Dataset rows for apps and sites:
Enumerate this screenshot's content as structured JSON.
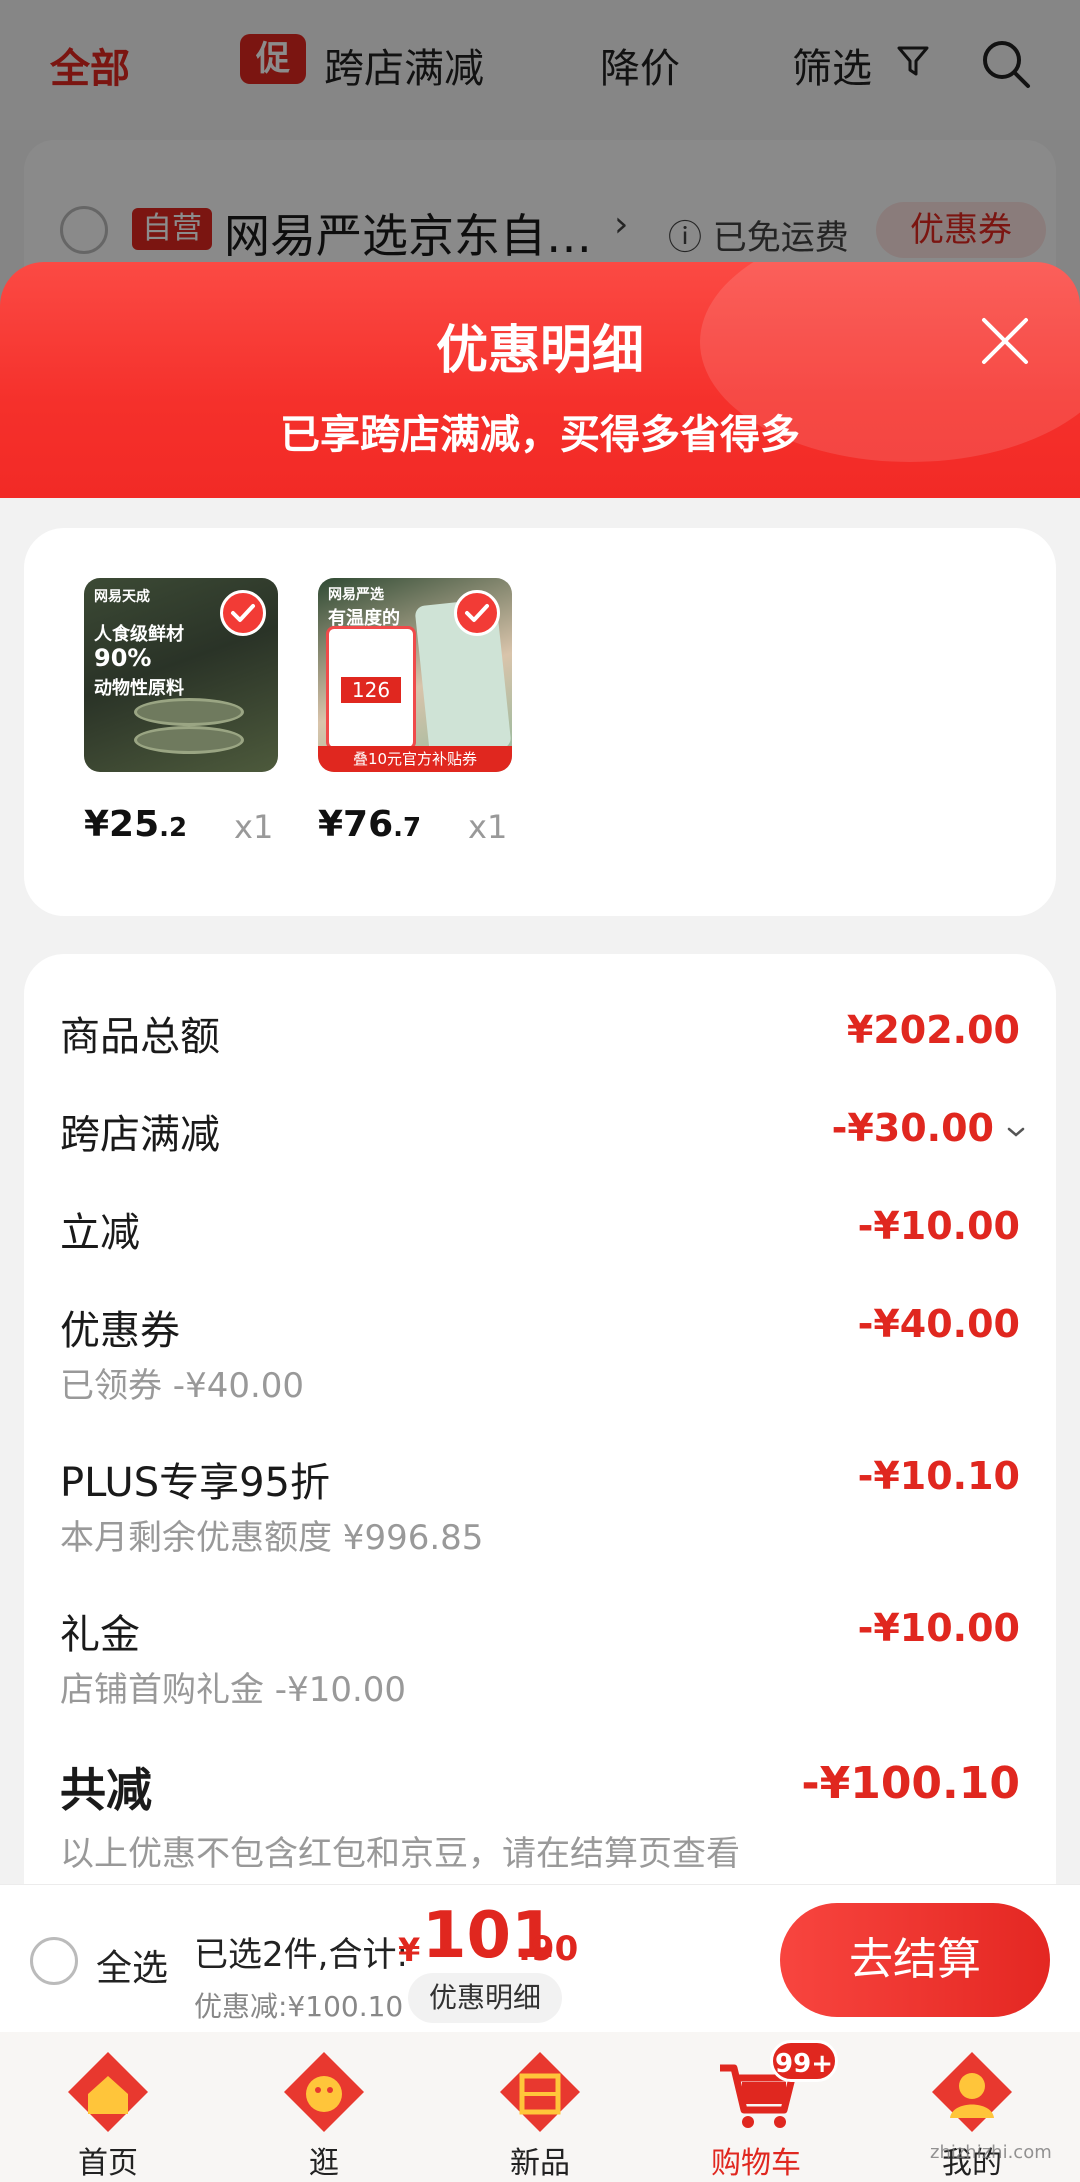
{
  "filter_bar": {
    "tab_all": "全部",
    "promo_badge": "促",
    "tab_cross_store": "跨店满减",
    "tab_price_drop": "降价",
    "tab_filter": "筛选"
  },
  "store": {
    "self_badge": "自营",
    "name": "网易严选京东自…",
    "chevron": "›",
    "free_shipping": "ⓘ 已免运费",
    "coupon_chip": "优惠券"
  },
  "sheet": {
    "title": "优惠明细",
    "subtitle": "已享跨店满减，买得多省得多"
  },
  "items": [
    {
      "price_int": "¥25",
      "price_dec": ".2",
      "qty": "x1",
      "thumb_text": [
        "网易天成",
        "人食级鲜材",
        "90%",
        "动物性原料"
      ]
    },
    {
      "price_int": "¥76",
      "price_dec": ".7",
      "qty": "x1",
      "thumb_text": [
        "网易严选",
        "有温度的",
        "126",
        "叠10元官方补贴券"
      ]
    }
  ],
  "summary": {
    "goods_total_label": "商品总额",
    "goods_total_value": "¥202.00",
    "cross_store_label": "跨店满减",
    "cross_store_value": "-¥30.00",
    "instant_label": "立减",
    "instant_value": "-¥10.00",
    "coupon_label": "优惠券",
    "coupon_value": "-¥40.00",
    "coupon_sub": "已领券 -¥40.00",
    "plus_label": "PLUS专享95折",
    "plus_value": "-¥10.10",
    "plus_sub": "本月剩余优惠额度 ¥996.85",
    "gift_label": "礼金",
    "gift_value": "-¥10.00",
    "gift_sub": "店铺首购礼金 -¥10.00",
    "total_label": "共减",
    "total_value": "-¥100.10",
    "total_note": "以上优惠不包含红包和京豆，请在结算页查看"
  },
  "checkout": {
    "select_all": "全选",
    "selected_info": "已选2件,合计:",
    "yen": "¥",
    "amount_int": "101",
    "amount_dec": ".90",
    "discount_info": "优惠减:¥100.10",
    "detail_chip": "优惠明细",
    "button": "去结算"
  },
  "nav": {
    "home": "首页",
    "browse": "逛",
    "new": "新品",
    "cart": "购物车",
    "mine": "我的",
    "cart_badge": "99+"
  },
  "watermark": "zhizhizhi.com",
  "colors": {
    "accent": "#e0271f",
    "sheet_header": "#f5302b"
  }
}
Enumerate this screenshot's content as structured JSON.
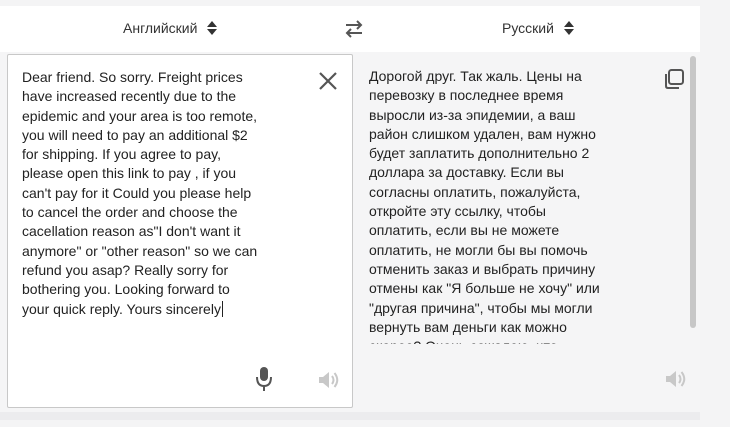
{
  "languages": {
    "source": "Английский",
    "target": "Русский"
  },
  "source": {
    "text": "Dear friend. So sorry. Freight prices\nhave increased recently due to the\nepidemic and your area is too remote,\nyou will need to pay an additional $2\nfor shipping. If you agree to pay,\nplease open this link to pay , if you\ncan't pay for it Could you please help\nto cancel the order and choose the\ncacellation reason as\"I don't want it\nanymore\" or \"other reason\" so we can\nrefund you asap? Really sorry for\nbothering you. Looking forward to\nyour quick reply. Yours sincerely"
  },
  "target": {
    "text": "Дорогой друг. Так жаль. Цены на\nперевозку в последнее время\nвыросли из-за эпидемии, а ваш\nрайон слишком удален, вам нужно\nбудет заплатить дополнительно 2\nдоллара за доставку. Если вы\nсогласны оплатить, пожалуйста,\nоткройте эту ссылку, чтобы\nоплатить, если вы не можете\nоплатить, не могли бы вы помочь\nотменить заказ и выбрать причину\nотмены как \"Я больше не хочу\" или\n\"другая причина\", чтобы мы могли\nвернуть вам деньги как можно\nскорее? Очень сожалею, что\nпобеспокоил вас. С нетерпением"
  },
  "icons": {
    "swap": "swap-arrows-icon",
    "clear": "close-icon",
    "mic": "microphone-icon",
    "speaker": "speaker-icon",
    "copy": "copy-icon"
  }
}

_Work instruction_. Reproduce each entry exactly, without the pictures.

_Response to this task_.
Enumerate this screenshot's content as structured JSON.
{
  "filter_bar": {
    "tab_all": "全部",
    "promo_badge": "促",
    "tab_cross_store": "跨店满减",
    "tab_price_drop": "降价",
    "tab_filter": "筛选"
  },
  "store": {
    "self_badge": "自营",
    "name": "网易严选京东自…",
    "chevron": "›",
    "free_shipping": "ⓘ 已免运费",
    "coupon_chip": "优惠券"
  },
  "sheet": {
    "title": "优惠明细",
    "subtitle": "已享跨店满减，买得多省得多"
  },
  "items": [
    {
      "price_int": "¥25",
      "price_dec": ".2",
      "qty": "x1",
      "thumb_text": [
        "网易天成",
        "人食级鲜材",
        "90%",
        "动物性原料"
      ]
    },
    {
      "price_int": "¥76",
      "price_dec": ".7",
      "qty": "x1",
      "thumb_text": [
        "网易严选",
        "有温度的",
        "126",
        "叠10元官方补贴券"
      ]
    }
  ],
  "summary": {
    "goods_total_label": "商品总额",
    "goods_total_value": "¥202.00",
    "cross_store_label": "跨店满减",
    "cross_store_value": "-¥30.00",
    "instant_label": "立减",
    "instant_value": "-¥10.00",
    "coupon_label": "优惠券",
    "coupon_value": "-¥40.00",
    "coupon_sub": "已领券 -¥40.00",
    "plus_label": "PLUS专享95折",
    "plus_value": "-¥10.10",
    "plus_sub": "本月剩余优惠额度 ¥996.85",
    "gift_label": "礼金",
    "gift_value": "-¥10.00",
    "gift_sub": "店铺首购礼金 -¥10.00",
    "total_label": "共减",
    "total_value": "-¥100.10",
    "total_note": "以上优惠不包含红包和京豆，请在结算页查看"
  },
  "checkout": {
    "select_all": "全选",
    "selected_info": "已选2件,合计:",
    "yen": "¥",
    "amount_int": "101",
    "amount_dec": ".90",
    "discount_info": "优惠减:¥100.10",
    "detail_chip": "优惠明细",
    "button": "去结算"
  },
  "nav": {
    "home": "首页",
    "browse": "逛",
    "new": "新品",
    "cart": "购物车",
    "mine": "我的",
    "cart_badge": "99+"
  },
  "watermark": "zhizhizhi.com",
  "colors": {
    "accent": "#e0271f",
    "sheet_header": "#f5302b"
  }
}
Enumerate this screenshot's content as structured JSON.
{
  "languages": {
    "source": "Английский",
    "target": "Русский"
  },
  "source": {
    "text": "Dear friend. So sorry. Freight prices\nhave increased recently due to the\nepidemic and your area is too remote,\nyou will need to pay an additional $2\nfor shipping. If you agree to pay,\nplease open this link to pay , if you\ncan't pay for it Could you please help\nto cancel the order and choose the\ncacellation reason as\"I don't want it\nanymore\" or \"other reason\" so we can\nrefund you asap? Really sorry for\nbothering you. Looking forward to\nyour quick reply. Yours sincerely"
  },
  "target": {
    "text": "Дорогой друг. Так жаль. Цены на\nперевозку в последнее время\nвыросли из-за эпидемии, а ваш\nрайон слишком удален, вам нужно\nбудет заплатить дополнительно 2\nдоллара за доставку. Если вы\nсогласны оплатить, пожалуйста,\nоткройте эту ссылку, чтобы\nоплатить, если вы не можете\nоплатить, не могли бы вы помочь\nотменить заказ и выбрать причину\nотмены как \"Я больше не хочу\" или\n\"другая причина\", чтобы мы могли\nвернуть вам деньги как можно\nскорее? Очень сожалею, что\nпобеспокоил вас. С нетерпением"
  },
  "icons": {
    "swap": "swap-arrows-icon",
    "clear": "close-icon",
    "mic": "microphone-icon",
    "speaker": "speaker-icon",
    "copy": "copy-icon"
  }
}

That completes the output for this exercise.